In this article I’ll explain how I used Git and Github Actions to manage a Google Cloud hosted Kubernetes (K8s) cluster that powers an e-commerce website producing over $1 million in revenue per year.
Working with a Kubernetes cluster is no simple task for a small team. An application with several services maps to a dozen or more K8s objects and YAML files. Changes to these files need to be code-reviewed, safe to deploy, and quick to roll back. Luckily, Git makes it easy to track revisions. Let’s dive in to how the Git repository is designed.
Repository Structure #
README.md .github/workflows/kubectl-apply.yml bin/ create-secret.sh read-secret.sh cache/ deployment.yml service.yml image-server/ deployment.yml service.yml web-server/ deployment.yml service.yml ingress.yml secrets/ account/ secret.yml username.enc.b64 password.enc.b64
Each service has a separate folder containing K8s configuration files named after the object each file represents1. In other words,
service.yml holds configuration for a Service. This structure is great because it groups related objects, making it obvious what resources a particular service requires, without introducing any abstraction overhead2. The
web-server/secrets/ directory is special, let me explain.
Deploying infrastructure changes often requires hand-crafted environment variables and configuration files, none of which are checked in. In my opinion, this is an anti-pattern. That said, storing plain-text secrets in source control (even with private Git hosting) is much worse. The solution is to encrypt before you commit.
A secret is now a folder containing a YAML file (with a name and other relevant metadata) and encrypted files stitched together into key-value data. I wrote a wrapper script around gcloud kms encrypt and gcloud kms decrypt to create and read these secrets.

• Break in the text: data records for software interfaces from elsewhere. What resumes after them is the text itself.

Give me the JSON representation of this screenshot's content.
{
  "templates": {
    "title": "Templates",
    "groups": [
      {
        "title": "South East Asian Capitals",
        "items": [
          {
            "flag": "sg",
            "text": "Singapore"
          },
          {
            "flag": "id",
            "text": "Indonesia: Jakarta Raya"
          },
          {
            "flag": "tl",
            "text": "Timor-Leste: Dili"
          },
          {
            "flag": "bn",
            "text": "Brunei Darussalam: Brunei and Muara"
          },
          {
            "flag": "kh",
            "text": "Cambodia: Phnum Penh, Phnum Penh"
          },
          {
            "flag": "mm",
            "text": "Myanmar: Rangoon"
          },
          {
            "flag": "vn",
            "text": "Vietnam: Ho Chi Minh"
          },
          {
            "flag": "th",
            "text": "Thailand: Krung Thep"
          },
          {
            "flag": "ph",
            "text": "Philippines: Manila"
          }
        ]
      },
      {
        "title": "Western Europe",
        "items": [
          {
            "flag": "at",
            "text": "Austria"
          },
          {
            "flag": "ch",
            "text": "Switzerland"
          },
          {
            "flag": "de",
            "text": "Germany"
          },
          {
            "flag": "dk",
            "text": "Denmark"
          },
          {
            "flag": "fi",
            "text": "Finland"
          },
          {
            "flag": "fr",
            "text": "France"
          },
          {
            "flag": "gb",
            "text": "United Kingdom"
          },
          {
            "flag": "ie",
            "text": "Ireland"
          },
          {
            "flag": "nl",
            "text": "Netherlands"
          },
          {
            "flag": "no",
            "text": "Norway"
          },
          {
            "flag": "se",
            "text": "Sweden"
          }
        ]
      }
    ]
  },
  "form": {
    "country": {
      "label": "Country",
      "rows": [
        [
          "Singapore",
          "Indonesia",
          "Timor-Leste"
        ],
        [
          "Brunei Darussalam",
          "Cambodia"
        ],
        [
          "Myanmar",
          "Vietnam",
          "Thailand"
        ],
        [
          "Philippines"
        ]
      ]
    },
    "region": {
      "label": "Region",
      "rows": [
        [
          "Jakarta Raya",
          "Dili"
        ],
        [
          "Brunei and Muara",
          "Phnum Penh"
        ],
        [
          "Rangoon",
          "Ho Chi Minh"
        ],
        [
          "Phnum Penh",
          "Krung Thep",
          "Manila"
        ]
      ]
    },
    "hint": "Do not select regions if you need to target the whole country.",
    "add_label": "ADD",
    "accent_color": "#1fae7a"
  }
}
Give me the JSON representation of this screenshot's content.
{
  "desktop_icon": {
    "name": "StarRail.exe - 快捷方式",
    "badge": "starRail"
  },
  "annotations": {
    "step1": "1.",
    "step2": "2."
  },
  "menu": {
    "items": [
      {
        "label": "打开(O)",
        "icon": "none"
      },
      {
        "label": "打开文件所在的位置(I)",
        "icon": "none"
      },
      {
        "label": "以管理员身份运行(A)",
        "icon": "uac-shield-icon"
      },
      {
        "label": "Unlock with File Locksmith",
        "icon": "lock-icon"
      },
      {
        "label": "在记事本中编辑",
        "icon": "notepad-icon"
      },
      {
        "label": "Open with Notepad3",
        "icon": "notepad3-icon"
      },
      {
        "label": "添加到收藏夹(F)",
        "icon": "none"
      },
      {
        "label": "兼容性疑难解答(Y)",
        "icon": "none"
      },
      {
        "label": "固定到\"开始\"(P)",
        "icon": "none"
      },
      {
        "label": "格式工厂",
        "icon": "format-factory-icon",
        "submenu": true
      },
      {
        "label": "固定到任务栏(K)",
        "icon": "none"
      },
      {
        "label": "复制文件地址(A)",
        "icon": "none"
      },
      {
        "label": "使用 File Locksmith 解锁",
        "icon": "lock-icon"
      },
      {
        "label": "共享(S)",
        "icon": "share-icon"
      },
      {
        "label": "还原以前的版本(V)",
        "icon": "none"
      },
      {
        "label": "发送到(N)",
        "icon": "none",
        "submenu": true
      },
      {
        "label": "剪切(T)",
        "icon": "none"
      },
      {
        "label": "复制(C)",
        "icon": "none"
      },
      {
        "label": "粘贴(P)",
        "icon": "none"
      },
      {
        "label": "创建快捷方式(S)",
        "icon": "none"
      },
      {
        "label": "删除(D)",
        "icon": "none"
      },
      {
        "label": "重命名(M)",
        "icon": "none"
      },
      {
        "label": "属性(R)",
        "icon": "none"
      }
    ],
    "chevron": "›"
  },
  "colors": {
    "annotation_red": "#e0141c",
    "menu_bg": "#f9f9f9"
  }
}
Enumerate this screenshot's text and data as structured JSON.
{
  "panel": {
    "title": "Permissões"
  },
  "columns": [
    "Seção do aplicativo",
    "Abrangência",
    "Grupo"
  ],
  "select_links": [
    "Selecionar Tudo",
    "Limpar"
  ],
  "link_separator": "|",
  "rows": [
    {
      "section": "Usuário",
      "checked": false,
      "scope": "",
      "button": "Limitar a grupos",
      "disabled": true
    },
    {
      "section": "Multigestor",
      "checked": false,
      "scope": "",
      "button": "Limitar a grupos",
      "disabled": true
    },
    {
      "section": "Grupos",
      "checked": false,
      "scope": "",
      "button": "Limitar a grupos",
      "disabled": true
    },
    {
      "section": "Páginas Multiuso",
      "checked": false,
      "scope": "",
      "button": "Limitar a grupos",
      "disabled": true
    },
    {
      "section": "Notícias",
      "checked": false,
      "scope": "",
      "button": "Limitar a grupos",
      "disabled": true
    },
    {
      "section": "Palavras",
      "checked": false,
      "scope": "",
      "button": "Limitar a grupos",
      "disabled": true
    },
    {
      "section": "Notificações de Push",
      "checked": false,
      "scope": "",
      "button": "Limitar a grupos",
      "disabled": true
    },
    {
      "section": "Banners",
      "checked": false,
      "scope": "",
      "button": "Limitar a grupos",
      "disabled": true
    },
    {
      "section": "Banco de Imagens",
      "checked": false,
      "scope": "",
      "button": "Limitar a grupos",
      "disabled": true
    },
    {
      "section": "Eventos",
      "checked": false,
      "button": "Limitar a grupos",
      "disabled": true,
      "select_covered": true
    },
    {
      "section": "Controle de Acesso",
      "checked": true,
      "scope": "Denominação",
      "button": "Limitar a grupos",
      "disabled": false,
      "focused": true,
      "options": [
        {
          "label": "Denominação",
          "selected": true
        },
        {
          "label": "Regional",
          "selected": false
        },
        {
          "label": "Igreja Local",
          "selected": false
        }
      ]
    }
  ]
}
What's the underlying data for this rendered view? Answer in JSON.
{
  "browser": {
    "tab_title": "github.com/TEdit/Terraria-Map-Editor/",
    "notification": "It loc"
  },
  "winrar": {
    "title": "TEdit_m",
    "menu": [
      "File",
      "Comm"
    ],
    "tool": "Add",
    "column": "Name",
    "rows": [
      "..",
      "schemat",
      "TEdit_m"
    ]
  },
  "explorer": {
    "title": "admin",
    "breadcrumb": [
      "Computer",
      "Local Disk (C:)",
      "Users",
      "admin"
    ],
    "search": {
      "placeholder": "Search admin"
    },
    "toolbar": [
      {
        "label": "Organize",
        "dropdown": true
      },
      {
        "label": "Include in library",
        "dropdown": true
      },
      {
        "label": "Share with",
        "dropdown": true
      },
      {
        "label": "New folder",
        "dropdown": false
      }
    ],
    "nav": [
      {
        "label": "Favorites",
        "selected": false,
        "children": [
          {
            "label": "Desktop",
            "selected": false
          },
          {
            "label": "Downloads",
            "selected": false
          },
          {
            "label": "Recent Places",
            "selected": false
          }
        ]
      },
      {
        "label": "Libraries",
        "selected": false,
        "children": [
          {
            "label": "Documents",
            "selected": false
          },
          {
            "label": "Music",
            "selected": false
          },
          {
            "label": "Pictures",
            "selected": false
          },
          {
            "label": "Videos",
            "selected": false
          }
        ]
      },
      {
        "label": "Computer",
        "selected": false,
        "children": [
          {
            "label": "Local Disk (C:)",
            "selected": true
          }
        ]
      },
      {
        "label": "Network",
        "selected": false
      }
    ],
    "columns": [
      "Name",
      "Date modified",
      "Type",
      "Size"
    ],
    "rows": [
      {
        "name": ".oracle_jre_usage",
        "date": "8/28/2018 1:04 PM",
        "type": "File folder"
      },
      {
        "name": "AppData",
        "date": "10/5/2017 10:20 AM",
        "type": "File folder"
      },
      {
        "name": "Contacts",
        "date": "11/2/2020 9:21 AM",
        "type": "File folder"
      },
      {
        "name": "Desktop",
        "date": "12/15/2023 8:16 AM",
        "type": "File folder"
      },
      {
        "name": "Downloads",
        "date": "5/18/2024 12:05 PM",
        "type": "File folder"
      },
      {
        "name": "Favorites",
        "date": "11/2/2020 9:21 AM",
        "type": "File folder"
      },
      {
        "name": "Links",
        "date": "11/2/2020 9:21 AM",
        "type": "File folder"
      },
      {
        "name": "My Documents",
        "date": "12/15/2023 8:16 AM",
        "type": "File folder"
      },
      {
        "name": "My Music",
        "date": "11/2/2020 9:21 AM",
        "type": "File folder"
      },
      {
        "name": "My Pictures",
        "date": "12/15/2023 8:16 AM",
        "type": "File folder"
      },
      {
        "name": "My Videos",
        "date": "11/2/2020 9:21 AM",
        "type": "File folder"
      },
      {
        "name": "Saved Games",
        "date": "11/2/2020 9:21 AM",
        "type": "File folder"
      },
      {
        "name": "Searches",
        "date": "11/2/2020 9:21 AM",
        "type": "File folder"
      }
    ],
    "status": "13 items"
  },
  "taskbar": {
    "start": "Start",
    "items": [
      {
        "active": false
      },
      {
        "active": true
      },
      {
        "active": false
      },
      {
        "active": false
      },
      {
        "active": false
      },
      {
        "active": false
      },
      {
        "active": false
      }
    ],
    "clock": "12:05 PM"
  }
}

The script is portable so it can be used by developers and in automation scripts.
Code Review #
This repository structure enables Infrastructure as Code, a powerful model for working with Kubernetes (and other infrastructure). Good engineering hygiene requires reviewing code; Github makes this easy with pull requests.
After a change is committed to a feature branch, a pull request into the
main branch is created. After the change is reviewed and approved, the pull request is merged which automatically applies the change by way of Github Actions. Reverting the pull request rolls back the change.
Github Actions #
Github Actions is a straightforward way to execute a script when a pull request is merged into
main. I wrote a single workflow that did a few things:
- For each encrypted secret;
- Base-64 decode and decrypt each encrypted file
- Produce a well-formed K8s Secret YAML file with key-value data mapping filenames to file contents
- For each top level directory;
kubectl apply -f .
I created a Google Cloud Service Account with sufficient permissions to run
gcloud kms decrypt and access the K8s cluster. The Service Account key was stored as a Github Actions secret, though it appears there is now better support for authentication3.
Closing Thoughts #
Spending time defining the properties you want to follow when working with K8s (or any infrastructure) is worth the effort. To summarize, this system supports code reviewed configuration, safe deployments with little magic or abstraction overhead. Changes are tracked with Git and are simple to revert and roll back. This system handled dozens of deployments per day and is easily extended to manage pre-production environments.
This was eventually simplified to a single
app.ymlfile containing all the K8s objects needed to deploy a service. ↩︎
In this case the penalty of abstraction overhead is not performance, it’s a combination of comprehensibility and configurability. ↩︎